And sometimes I think that there’s a temptation to focus on his birth to the neglect of aspects of our faith which are less comforting. For example, why he came in the first place. I’m reminded of what some critics said of the movie The Passion of the Christ a few years ago: “Why spend so much time on the gruesome details of his death? Why not give more attention to his teachings on love?” Because that's not why he came. He didn’t come primarily to teach. He came primarily to die a horrible death in our place and take the wrath of the Father upon himself so that we'd never have to experience it. Yes, he was a little baby when he came. But he didn’t stay that way—he became a man. And as long as we can visualize him as a little baby in a manger, we don’t have to face some things about who he is and who we are.
And yet. . .
And yet. . .
The Bible does tell us the story, and there’s a reason why it’s in there. Here are my thoughts on it:
• We always have to maintain a balance in our minds concerning who Jesus is. He’s God in the flesh. He also was--and is--totally human. He’s as just as much human as you are I. And Luke wanted to hammer that point home to us.

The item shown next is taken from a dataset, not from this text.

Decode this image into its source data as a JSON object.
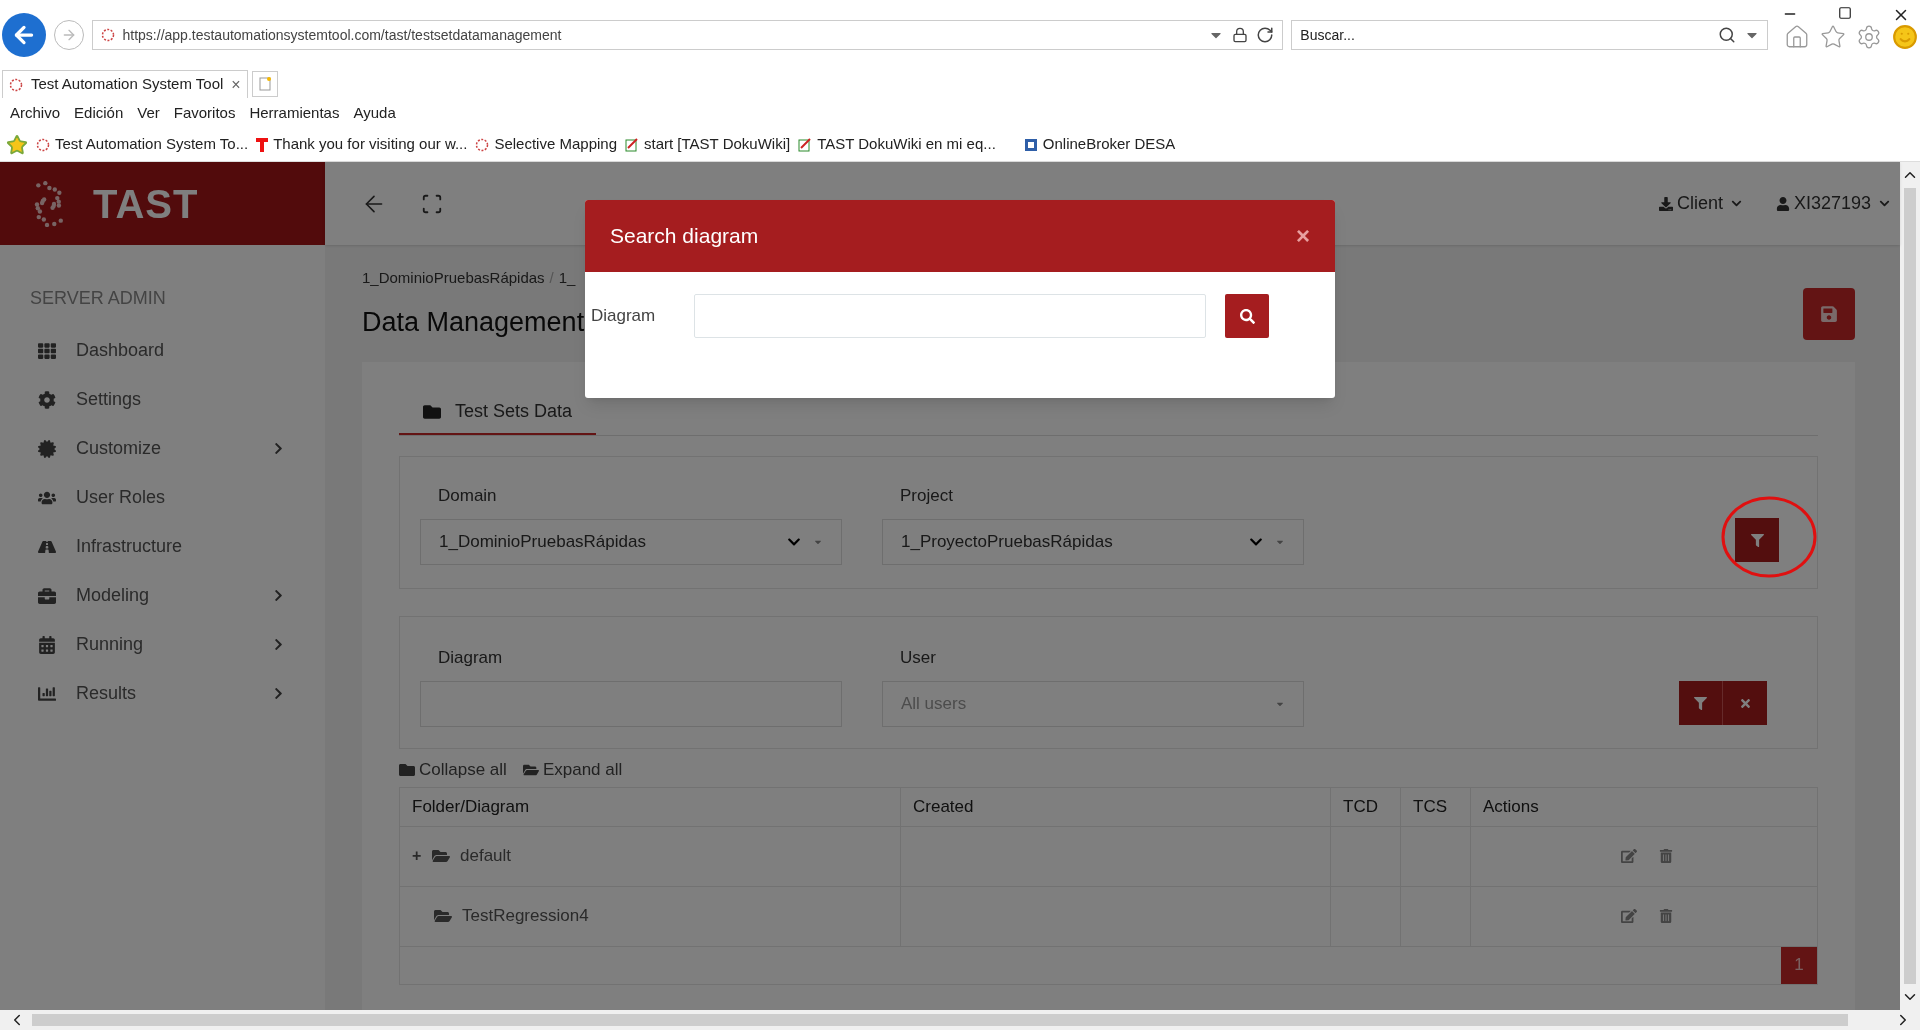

• That means he willingly associates with us. In all our sinfulness and rebellion and faults, he completely and permanently links himself with our plight.
• I’ve made this point before, so please forgive me if this is old hat to you. The Bible is history. To Buddhism, it really doesn’t matter whether or not Buddha said and did the things he did—or even existed. But the Bible claims to be set in real-life history. It claims that this stuff literally happened, like the battle at Gettysburg. C.S. Lewis was an expert on pagan myths, and he said that anyone who says that the Gospels are myths is only demonstrating their own ignorance about what myths look like. Luke tells us about a real governor in a real land that we can really date. He gives us times and dates and places.

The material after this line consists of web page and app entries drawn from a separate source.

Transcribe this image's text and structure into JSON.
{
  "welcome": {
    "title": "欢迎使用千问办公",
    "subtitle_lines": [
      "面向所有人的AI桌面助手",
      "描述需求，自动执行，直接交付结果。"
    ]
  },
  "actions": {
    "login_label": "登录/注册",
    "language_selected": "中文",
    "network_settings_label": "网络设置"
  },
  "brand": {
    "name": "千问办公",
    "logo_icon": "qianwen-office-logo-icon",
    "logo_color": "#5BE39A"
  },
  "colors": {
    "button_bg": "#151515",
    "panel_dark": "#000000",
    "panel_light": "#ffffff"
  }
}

That means that the Bible is a book for real people with real problems. That means it’s for you. It addresses you, right here and right now. That’s why Luke took the trouble to do his homework and make sure he was presenting an accurate account of what happened.
• Even in these short verses we see a wonderful tension between the world we live in and God intervening, the ultimate humility seamlessly blending with grand and glorious mysteries. What am I talking about? On one hand, you have the invisible hand of sovereign God Almighty manipulating events in order to carry out his eternal plan. A Caesar on the other side of the Empire decides to declare a universal census. Joseph and Mary are then forced to travel from Nazareth to Bethlehem in order to register, and just at the right moment the time to deliver comes. This all happened at just the right time and in just the right circumstances in order that the Messiah would be born in Bethlehem just as Micah predicted. Otherwise he would have been born in Nazareth, which was Joseph’s hometown.
So we see all this glorious outworking of God’s program, and when our Savior comes, he’s laid in a feeding trough. A feeding trough!? That’s the tension we see throughout the Gospels: Grand and awe-inspiring and bottomless mystery wrapped up in dirt-poor humility.
That’s our Savior. And keep in mind, the whole reason for this humiliation. . . is for you.
Lord Jesus, just like Job I think it's best if I just put a hand over my mouth and sit in silence for a little bit.